(Data records for software interfaces)
┌────────

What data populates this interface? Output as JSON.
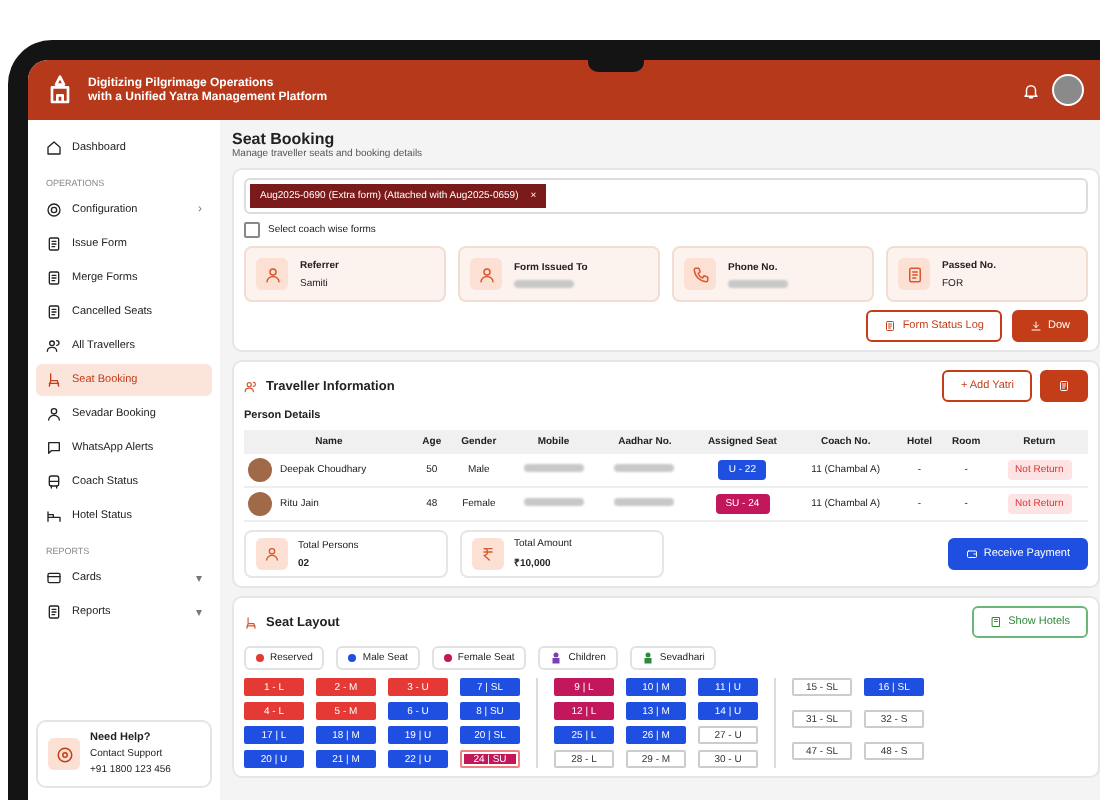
{
  "header": {
    "title": "Digitizing Pilgrimage Operations",
    "subtitle": "with a Unified Yatra Management Platform"
  },
  "sidebar": {
    "top": [
      {
        "label": "Dashboard",
        "selected": false
      }
    ],
    "sections": [
      {
        "heading": "OPERATIONS",
        "items": [
          {
            "label": "Configuration",
            "selected": false,
            "arrow": "›"
          },
          {
            "label": "Issue Form",
            "selected": false
          },
          {
            "label": "Merge Forms",
            "selected": false
          },
          {
            "label": "Cancelled Seats",
            "selected": false
          },
          {
            "label": "All Travellers",
            "selected": false
          },
          {
            "label": "Seat Booking",
            "selected": true
          },
          {
            "label": "Sevadar Booking",
            "selected": false
          },
          {
            "label": "WhatsApp Alerts",
            "selected": false
          },
          {
            "label": "Coach Status",
            "selected": false
          },
          {
            "label": "Hotel Status",
            "selected": false
          }
        ]
      },
      {
        "heading": "REPORTS",
        "items": [
          {
            "label": "Cards",
            "selected": false,
            "arrow": "▾"
          },
          {
            "label": "Reports",
            "selected": false,
            "arrow": "▾"
          }
        ]
      }
    ],
    "help": {
      "title": "Need Help?",
      "text": "Contact Support",
      "phone": "+91 1800 123 456"
    }
  },
  "page": {
    "title": "Seat Booking",
    "subtitle": "Manage traveller seats and booking details"
  },
  "form": {
    "chip": "Aug2025-0690 (Extra form) (Attached with Aug2025-0659)",
    "chip_close": "×",
    "coach_wise": {
      "label": "Select coach wise forms",
      "checked": false
    },
    "info": [
      {
        "label": "Referrer",
        "value": "Samiti"
      },
      {
        "label": "Form Issued To"
      },
      {
        "label": "Phone No."
      },
      {
        "label": "Passed No.",
        "value": "FOR"
      }
    ],
    "buttons": [
      {
        "label": "Form Status Log",
        "kind": "outline"
      },
      {
        "label": "Dow",
        "kind": "filled"
      }
    ]
  },
  "travellers": {
    "title": "Traveller Information",
    "add": "+ Add Yatri",
    "subtitle": "Person Details",
    "columns": [
      "Name",
      "Age",
      "Gender",
      "Mobile",
      "Aadhar No.",
      "Assigned Seat",
      "Coach No.",
      "Hotel",
      "Room",
      "Return"
    ],
    "rows": [
      {
        "name": "Deepak Choudhary",
        "age": "50",
        "gender": "Male",
        "seat": {
          "label": "U - 22",
          "color": "#1e4fe0"
        },
        "coach": "11 (Chambal A)",
        "hotel": "-",
        "room": "-",
        "return": "Not Return"
      },
      {
        "name": "Ritu Jain",
        "age": "48",
        "gender": "Female",
        "seat": {
          "label": "SU - 24",
          "color": "#c2185b"
        },
        "coach": "11 (Chambal A)",
        "hotel": "-",
        "room": "-",
        "return": "Not Return"
      }
    ],
    "totals": [
      {
        "label": "Total Persons",
        "value": "02"
      },
      {
        "label": "Total Amount",
        "value": "₹10,000"
      }
    ],
    "payment": "Receive Payment"
  },
  "seat_layout": {
    "title": "Seat Layout",
    "show_hotels": "Show Hotels",
    "legend": [
      {
        "label": "Reserved",
        "kind": "dot",
        "color": "#e53935"
      },
      {
        "label": "Male Seat",
        "kind": "dot",
        "color": "#1e4fe0"
      },
      {
        "label": "Female Seat",
        "kind": "dot",
        "color": "#c2185b"
      },
      {
        "label": "Children",
        "kind": "icon",
        "color": "#7b3fb5"
      },
      {
        "label": "Sevadhari",
        "kind": "icon",
        "color": "#2e8b3a"
      }
    ],
    "groups": [
      {
        "seats": [
          {
            "label": "1 - L",
            "kind": "reserved",
            "selected": false
          },
          {
            "label": "2 - M",
            "kind": "reserved",
            "selected": false
          },
          {
            "label": "3 - U",
            "kind": "reserved",
            "selected": false
          },
          {
            "label": "7 | SL",
            "kind": "male",
            "selected": false
          },
          {
            "label": "4 - L",
            "kind": "reserved",
            "selected": false
          },
          {
            "label": "5 - M",
            "kind": "reserved",
            "selected": false
          },
          {
            "label": "6 - U",
            "kind": "male",
            "selected": false
          },
          {
            "label": "8 | SU",
            "kind": "male",
            "selected": false
          },
          {
            "label": "17 | L",
            "kind": "male",
            "selected": false
          },
          {
            "label": "18 | M",
            "kind": "male",
            "selected": false
          },
          {
            "label": "19 | U",
            "kind": "male",
            "selected": false
          },
          {
            "label": "20 | SL",
            "kind": "male",
            "selected": false
          },
          {
            "label": "20 | U",
            "kind": "male",
            "selected": false
          },
          {
            "label": "21 | M",
            "kind": "male",
            "selected": false
          },
          {
            "label": "22 | U",
            "kind": "male",
            "selected": false
          },
          {
            "label": "24 | SU",
            "kind": "female",
            "selected": true
          }
        ]
      },
      {
        "seats": [
          {
            "label": "9 | L",
            "kind": "female",
            "selected": false
          },
          {
            "label": "10 | M",
            "kind": "male",
            "selected": false
          },
          {
            "label": "11 | U",
            "kind": "male",
            "selected": false
          },
          {
            "label": "12 | L",
            "kind": "female",
            "selected": false
          },
          {
            "label": "13 | M",
            "kind": "male",
            "selected": false
          },
          {
            "label": "14 | U",
            "kind": "male",
            "selected": false
          },
          {
            "label": "25 | L",
            "kind": "male",
            "selected": false
          },
          {
            "label": "26 | M",
            "kind": "male",
            "selected": false
          },
          {
            "label": "27 - U",
            "kind": "empty",
            "selected": false
          },
          {
            "label": "28 - L",
            "kind": "empty",
            "selected": false
          },
          {
            "label": "29 - M",
            "kind": "empty",
            "selected": false
          },
          {
            "label": "30 - U",
            "kind": "empty",
            "selected": false
          }
        ]
      },
      {
        "seats": [
          {
            "label": "15 - SL",
            "kind": "empty",
            "selected": false
          },
          {
            "label": "16 | SL",
            "kind": "male",
            "selected": false
          },
          {
            "label": "31 - SL",
            "kind": "empty",
            "selected": false
          },
          {
            "label": "32 - S",
            "kind": "empty",
            "selected": false
          },
          {
            "label": "47 - SL",
            "kind": "empty",
            "selected": false
          },
          {
            "label": "48 - S",
            "kind": "empty",
            "selected": false
          }
        ]
      }
    ]
  }
}
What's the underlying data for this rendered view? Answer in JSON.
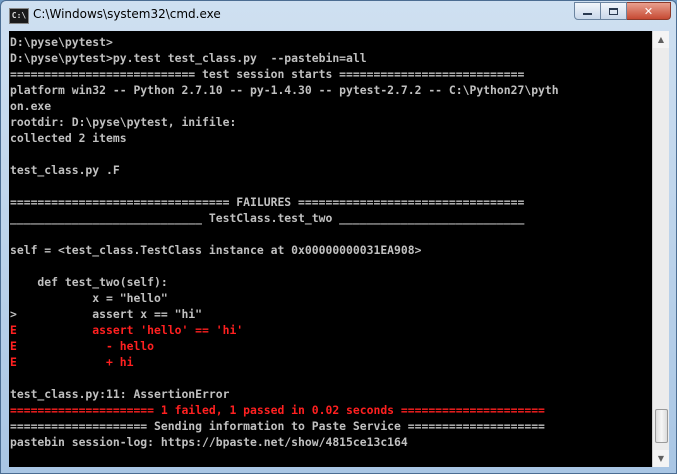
{
  "window": {
    "title": "C:\\Windows\\system32\\cmd.exe",
    "app_icon_text": "C:\\"
  },
  "controls": {
    "minimize": "minimize",
    "maximize": "maximize",
    "close": "✕"
  },
  "console": {
    "lines": [
      {
        "text": "D:\\pyse\\pytest>",
        "color": "normal"
      },
      {
        "text": "D:\\pyse\\pytest>py.test test_class.py  --pastebin=all",
        "color": "normal"
      },
      {
        "text": "=========================== test session starts ===========================",
        "color": "normal"
      },
      {
        "text": "platform win32 -- Python 2.7.10 -- py-1.4.30 -- pytest-2.7.2 -- C:\\Python27\\pyth",
        "color": "normal"
      },
      {
        "text": "on.exe",
        "color": "normal"
      },
      {
        "text": "rootdir: D:\\pyse\\pytest, inifile:",
        "color": "normal"
      },
      {
        "text": "collected 2 items",
        "color": "normal"
      },
      {
        "text": "",
        "color": "normal"
      },
      {
        "text": "test_class.py .F",
        "color": "normal"
      },
      {
        "text": "",
        "color": "normal"
      },
      {
        "text": "================================ FAILURES =================================",
        "color": "normal"
      },
      {
        "text": "____________________________ TestClass.test_two ___________________________",
        "color": "normal"
      },
      {
        "text": "",
        "color": "normal"
      },
      {
        "text": "self = <test_class.TestClass instance at 0x00000000031EA908>",
        "color": "normal"
      },
      {
        "text": "",
        "color": "normal"
      },
      {
        "text": "    def test_two(self):",
        "color": "normal"
      },
      {
        "text": "            x = \"hello\"",
        "color": "normal"
      },
      {
        "text": ">           assert x == \"hi\"",
        "color": "normal"
      },
      {
        "text": "E           assert 'hello' == 'hi'",
        "color": "red"
      },
      {
        "text": "E             - hello",
        "color": "red"
      },
      {
        "text": "E             + hi",
        "color": "red"
      },
      {
        "text": "",
        "color": "normal"
      },
      {
        "text": "test_class.py:11: AssertionError",
        "color": "normal"
      },
      {
        "text": "===================== 1 failed, 1 passed in 0.02 seconds =====================",
        "color": "red"
      },
      {
        "text": "==================== Sending information to Paste Service ====================",
        "color": "normal"
      },
      {
        "text": "pastebin session-log: https://bpaste.net/show/4815ce13c164",
        "color": "normal"
      }
    ]
  },
  "scrollbar": {
    "up_icon": "▲",
    "down_icon": "▼"
  },
  "colors": {
    "normal_text": "#c0c0c0",
    "error_text": "#ff2020",
    "background": "#000000"
  }
}
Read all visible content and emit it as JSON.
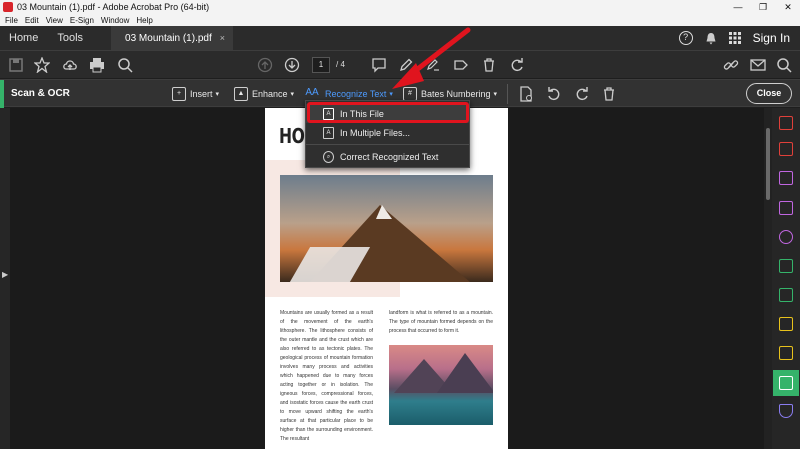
{
  "window": {
    "title": "03 Mountain (1).pdf - Adobe Acrobat Pro (64-bit)",
    "minimize": "—",
    "maximize": "❐",
    "close": "✕"
  },
  "menu": [
    "File",
    "Edit",
    "View",
    "E-Sign",
    "Window",
    "Help"
  ],
  "tabs": {
    "home": "Home",
    "tools": "Tools",
    "document": "03 Mountain (1).pdf",
    "document_close": "×",
    "signin": "Sign In",
    "help": "?"
  },
  "toolbar": {
    "page_current": "1",
    "page_total": "/ 4"
  },
  "scan_ocr": {
    "title": "Scan & OCR",
    "items": [
      {
        "label": "Insert"
      },
      {
        "label": "Enhance"
      },
      {
        "label": "Recognize Text"
      },
      {
        "label": "Bates Numbering"
      }
    ],
    "close": "Close"
  },
  "dropdown": {
    "items": [
      {
        "label": "In This File"
      },
      {
        "label": "In Multiple Files..."
      },
      {
        "label": "Correct Recognized Text"
      }
    ]
  },
  "document": {
    "heading": "HOW              ED?",
    "col1": "Mountains are usually formed as a result of the movement of the earth's lithosphere. The lithosphere consists of the outer mantle and the crust which are also referred to as tectonic plates. The geological process of mountain formation involves many process and activities which happened due to many forces acting together or in isolation. The igneous forces, compressional forces, and isostatic forces cause the earth crust to move upward shifting the earth's surface at that particular place to be higher than the surrounding environment. The resultant",
    "col2": "landform is what is referred to as a mountain. The type of mountain formed depends on the process that occurred to form it."
  },
  "colors": {
    "accent_green": "#35b36a",
    "highlight_red": "#e0141e",
    "link_blue": "#4d9bff"
  }
}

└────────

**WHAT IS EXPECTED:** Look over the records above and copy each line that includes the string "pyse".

**THE ANSWER:**
        "text": "D:\\pyse\\pytest>",
        "text": "D:\\pyse\\pytest>py.test test_class.py  --pastebin=all",
        "text": "rootdir: D:\\pyse\\pytest, inifile:",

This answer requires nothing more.